A. Assuming Officer Jones only had the information set forth in paragraphs #1 through #4 would he have probable cause for a search warrant? Why or why not?
Paragraph #1 through #4 do not provide enough probable cause for a warrant. Paragraph #1 through #4 provide information from the anonymous tip and from the informant. The only other information provided is the background of Officer A. Jones as a law enforcement officer. When reviewing Illinois Vs Gates, and the “Totality of the Circumstances Test”. In order to complete this Test, first you would need to have the information from your tip and from the informant which you have. Second the officer must have knowledge himself or through another government entity in order to complete this Test (Invispress P2). Paragraph #1 through #4 give very good information from the informant and the ...view middle of the document...
The Exclusionary Rule prevents the prosecution from using evidence collected in violation of a defendant’s right (Coernell P1). Additionally any evidence discovered as a result of this evidence becomes known as the Fruits of the Poisonous Tree. This evidence is considered tainted as it was found only because of the initial illegal search. The only way to save any of this evidence is for the prosecution to prove inevitable discovery. In using the inevitable discovery doctrine, probable cause is reduced to a preponderance of the evidence by the court (Bloom P 80-84). In our case this means that if the information provided by the tip and the information from the informant appear to be factual, the evidence will not be suppressed.
C. What, if any, issues do you see regarding the credibility of the informant?

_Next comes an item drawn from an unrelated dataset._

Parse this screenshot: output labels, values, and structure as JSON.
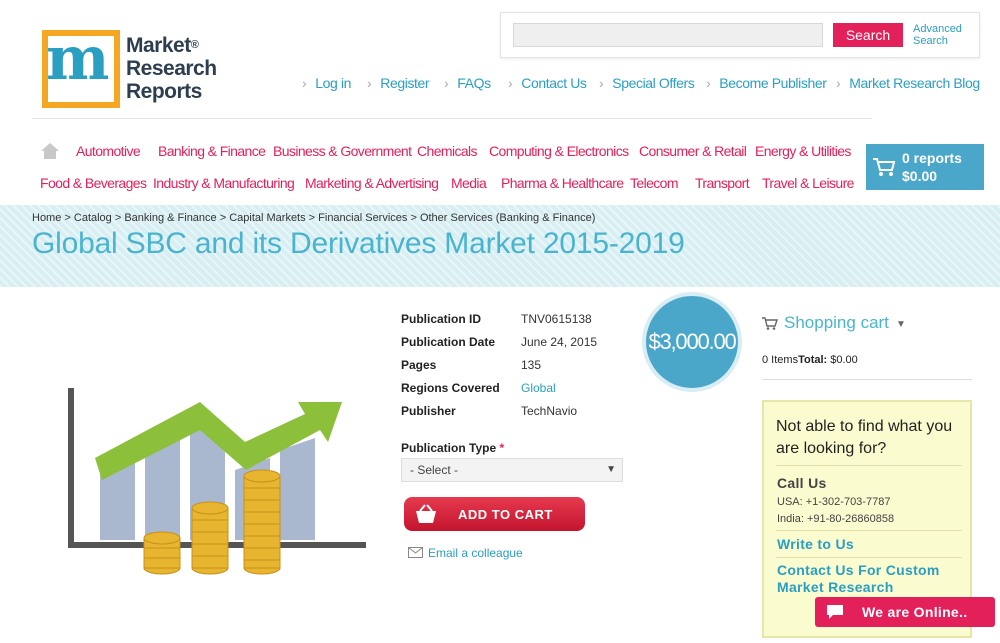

The first issue is the informant has no previous record working with law enforcement. Secondly he is doing this to get a sentence reduced so he has so he has something to gain by finding drugs to be in the residence. Finally he states the Fox can sell him marijuana and that there is marijuana in the house but was unable to purchase any so there is no proof that these statements are true. Even with this, case law has shown where this type of information has stood up in court. In US V Alvarez 899 F2d 833, a phoned in tip from a police informant leads to the stop of Alvarez and arrest on multiple gun and drug charges (Openjurist P2). I still believe that with the lack of evidence produced it will be hard to establish the credibility of the informant and this case would not stand on his testimony alone.
D. Assuming Officer Jones now has the information set forth in paragraphs #1 through #5 below, would he have probable cause for a search warrant? Why or why not?
Yes this information would provide enough probable cause for the search warrant. This case is very close to Illinois vs Gates in how the information is developed.